Talk to the student in private when both of you have the time and are not rushed or preoccupied. Give the student your undivided attention. It is possible that just a few minutes of effective listening on your part may be enough to help the student feel cared about as an individual and more confident about what to do.
If you have initiated the contact, express your concern in behavioral, non-judgmental terms. For example, “I’ve noticed you’ve been absent from class lately and I’m concerned,” rather than “Where have you been lately? You should be more concerned about your grades.”
Listen to thoughts and feelings in a sensitive, non-threatening way.
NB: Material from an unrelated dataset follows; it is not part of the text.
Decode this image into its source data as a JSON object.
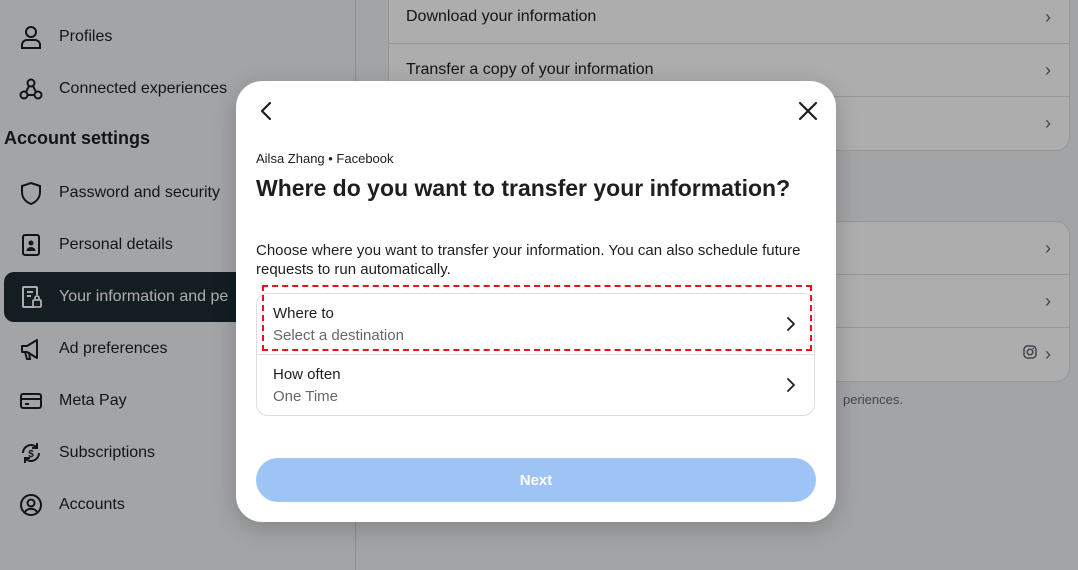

Communicate understanding by repeating back the essence of what the student has told you. Try to include both content and feelings (“It sounds like you’re not accustomed to such a big campus and you’re feeling left out of things.”) Let the student talk.
Give hope. Assure the student that things can get better. It is important to help them realize there are options, and that things will not always seem this hopeless. Suggest resources: friends, family, clergy, or professionals on campus. Recognize, however, that your purpose should be to provide enough hope to enable the student to consult a professional or other appropriate person and not to solve the student’s problems.
Avoid judging, evaluating, and criticizing even if the student asks your opinion. Such behavior is apt to push the student away from you and from the help he or she needs. It is important to respect the student’s value system, even if you don’t agree with it.
Maintain clear and consistent boundaries and expectations. It is important to maintain the professional nature of the faculty/student or staff/student relationship and the consistency of academic expectations, exam schedules, etc. If necessary, personal assistance can be arranged for clients through the Counseling Center.
Refer. Give the student a Counseling Center brochure. Let them know that services are confidential. In making a referral, it is important to point out that: 1) help is available, and 2) seeking such help is a sign of strength and courage rather than a sign of weakness or failure. It may be helpful to point out that seeking professional help for other problems (medical, legal, car problems, etc.) is considered good judgment and an appropriate use of resources. For example, “If you had a broken arm, you would go to a doctor rather than try to set it yourself.” If you can, prepare the student for what they might expect (link to what to expect page) if they follow your suggestion. Tell them what you know about the referral person or service.
Follow-up. Arrange a follow-up meeting with the student to solidify their resolve to obtain appropriate help and to demonstrate your commitment to assist them in this process. Check later to see that the referral appointment was kept and to hear how it went. Provide support while the student takes further appropriate action or pursues another referral if needed.
Consult when in doubt about the appropriateness of an intervention, call the Counseling Center. A student whose behavior has become threatening, violent, or significantly disruptive may need a different kind of approach.